_WORK ITEM_: From the line that holds "Parse this screenshot: output" to the last line of the data, copy everything exactly; leave out all the rest.

_RECORDS SHOWN_:
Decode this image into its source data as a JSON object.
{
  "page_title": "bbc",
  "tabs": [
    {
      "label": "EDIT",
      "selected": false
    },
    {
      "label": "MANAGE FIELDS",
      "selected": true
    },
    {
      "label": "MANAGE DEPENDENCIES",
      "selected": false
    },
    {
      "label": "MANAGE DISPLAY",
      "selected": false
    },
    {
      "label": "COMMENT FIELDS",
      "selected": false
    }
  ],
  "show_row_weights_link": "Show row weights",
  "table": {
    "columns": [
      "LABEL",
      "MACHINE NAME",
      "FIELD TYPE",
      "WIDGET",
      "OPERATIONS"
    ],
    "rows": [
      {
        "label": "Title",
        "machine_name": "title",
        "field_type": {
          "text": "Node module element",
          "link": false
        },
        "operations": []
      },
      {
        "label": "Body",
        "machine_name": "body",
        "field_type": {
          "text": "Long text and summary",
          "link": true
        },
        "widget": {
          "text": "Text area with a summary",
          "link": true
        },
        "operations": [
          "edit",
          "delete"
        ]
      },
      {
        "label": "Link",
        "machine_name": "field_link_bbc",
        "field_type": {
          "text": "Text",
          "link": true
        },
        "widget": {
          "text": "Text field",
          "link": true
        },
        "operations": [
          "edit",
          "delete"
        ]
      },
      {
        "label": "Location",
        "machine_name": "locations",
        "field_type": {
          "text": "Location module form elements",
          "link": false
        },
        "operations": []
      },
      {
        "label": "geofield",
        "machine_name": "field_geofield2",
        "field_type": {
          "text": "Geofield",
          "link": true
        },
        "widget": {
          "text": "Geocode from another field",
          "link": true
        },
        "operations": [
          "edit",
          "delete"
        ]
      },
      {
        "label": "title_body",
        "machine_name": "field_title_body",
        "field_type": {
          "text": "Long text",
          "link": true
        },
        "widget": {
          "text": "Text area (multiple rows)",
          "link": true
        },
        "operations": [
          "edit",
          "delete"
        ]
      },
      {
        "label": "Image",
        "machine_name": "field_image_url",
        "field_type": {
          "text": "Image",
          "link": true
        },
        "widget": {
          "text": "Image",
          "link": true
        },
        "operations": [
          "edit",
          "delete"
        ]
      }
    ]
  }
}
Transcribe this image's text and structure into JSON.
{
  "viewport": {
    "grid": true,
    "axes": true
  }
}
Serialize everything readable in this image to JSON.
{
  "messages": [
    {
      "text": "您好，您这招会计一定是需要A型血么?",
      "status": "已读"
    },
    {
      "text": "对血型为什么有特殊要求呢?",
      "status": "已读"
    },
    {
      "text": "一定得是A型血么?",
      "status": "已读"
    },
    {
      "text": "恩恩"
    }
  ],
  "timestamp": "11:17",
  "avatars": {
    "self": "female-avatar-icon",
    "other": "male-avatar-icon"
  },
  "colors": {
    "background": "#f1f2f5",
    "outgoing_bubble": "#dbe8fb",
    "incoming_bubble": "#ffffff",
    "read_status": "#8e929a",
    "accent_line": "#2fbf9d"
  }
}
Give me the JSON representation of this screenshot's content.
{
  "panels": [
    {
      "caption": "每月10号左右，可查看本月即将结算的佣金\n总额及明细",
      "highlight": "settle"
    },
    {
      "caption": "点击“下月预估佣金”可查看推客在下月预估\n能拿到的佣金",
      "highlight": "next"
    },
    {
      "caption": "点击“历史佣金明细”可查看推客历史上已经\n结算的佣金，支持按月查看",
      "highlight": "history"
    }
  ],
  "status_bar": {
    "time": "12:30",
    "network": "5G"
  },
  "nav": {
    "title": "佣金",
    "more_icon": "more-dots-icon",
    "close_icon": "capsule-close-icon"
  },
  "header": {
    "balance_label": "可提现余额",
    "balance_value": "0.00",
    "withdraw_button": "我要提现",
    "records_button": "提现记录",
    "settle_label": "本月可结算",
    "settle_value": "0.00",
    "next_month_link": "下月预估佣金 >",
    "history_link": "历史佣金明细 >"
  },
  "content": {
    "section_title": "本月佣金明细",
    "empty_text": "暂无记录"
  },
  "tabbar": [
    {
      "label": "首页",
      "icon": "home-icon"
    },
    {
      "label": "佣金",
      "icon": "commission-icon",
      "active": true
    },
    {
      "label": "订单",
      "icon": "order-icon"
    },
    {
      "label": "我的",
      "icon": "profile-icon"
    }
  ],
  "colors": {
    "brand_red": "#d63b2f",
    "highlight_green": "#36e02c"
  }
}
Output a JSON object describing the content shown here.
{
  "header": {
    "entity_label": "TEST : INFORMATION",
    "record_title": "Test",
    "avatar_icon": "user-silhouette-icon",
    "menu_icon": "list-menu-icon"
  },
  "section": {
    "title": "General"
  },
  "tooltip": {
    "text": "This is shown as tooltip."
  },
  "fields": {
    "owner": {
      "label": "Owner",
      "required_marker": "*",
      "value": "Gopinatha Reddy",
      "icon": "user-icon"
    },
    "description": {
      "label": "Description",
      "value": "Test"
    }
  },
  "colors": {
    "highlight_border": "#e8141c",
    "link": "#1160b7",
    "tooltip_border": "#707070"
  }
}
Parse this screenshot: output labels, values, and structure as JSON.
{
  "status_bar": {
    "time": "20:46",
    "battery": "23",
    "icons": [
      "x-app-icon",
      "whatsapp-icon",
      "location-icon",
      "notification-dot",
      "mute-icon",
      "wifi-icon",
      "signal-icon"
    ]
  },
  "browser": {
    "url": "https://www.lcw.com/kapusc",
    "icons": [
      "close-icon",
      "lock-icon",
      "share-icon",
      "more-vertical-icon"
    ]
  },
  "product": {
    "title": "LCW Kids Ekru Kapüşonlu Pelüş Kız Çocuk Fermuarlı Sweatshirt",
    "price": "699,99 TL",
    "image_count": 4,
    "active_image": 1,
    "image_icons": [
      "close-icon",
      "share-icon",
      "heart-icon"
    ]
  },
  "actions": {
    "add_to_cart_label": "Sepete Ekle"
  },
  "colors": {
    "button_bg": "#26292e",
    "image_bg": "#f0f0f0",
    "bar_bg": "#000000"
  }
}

_OUTPUT BELOW_:
Parse this screenshot: output labels, values, and structure as JSON.
{
  "status_bar": {
    "time": "20:46",
    "battery": "23",
    "icons": [
      "x-app-icon",
      "whatsapp-icon",
      "location-icon",
      "notification-dot",
      "mute-icon",
      "wifi-icon",
      "signal-icon"
    ]
  },
  "browser": {
    "url": "https://www.lcw.com/kapusc",
    "icons": [
      "close-icon",
      "lock-icon",
      "share-icon",
      "more-vertical-icon"
    ]
  },
  "product": {
    "title": "LCW Kids Ekru Kapüşonlu Pelüş Kız Çocuk Fermuarlı Sweatshirt",
    "price": "699,99 TL",
    "image_count": 4,
    "active_image": 1,
    "image_icons": [
      "close-icon",
      "share-icon",
      "heart-icon"
    ]
  },
  "actions": {
    "add_to_cart_label": "Sepete Ekle"
  },
  "colors": {
    "button_bg": "#26292e",
    "image_bg": "#f0f0f0",
    "bar_bg": "#000000"
  }
}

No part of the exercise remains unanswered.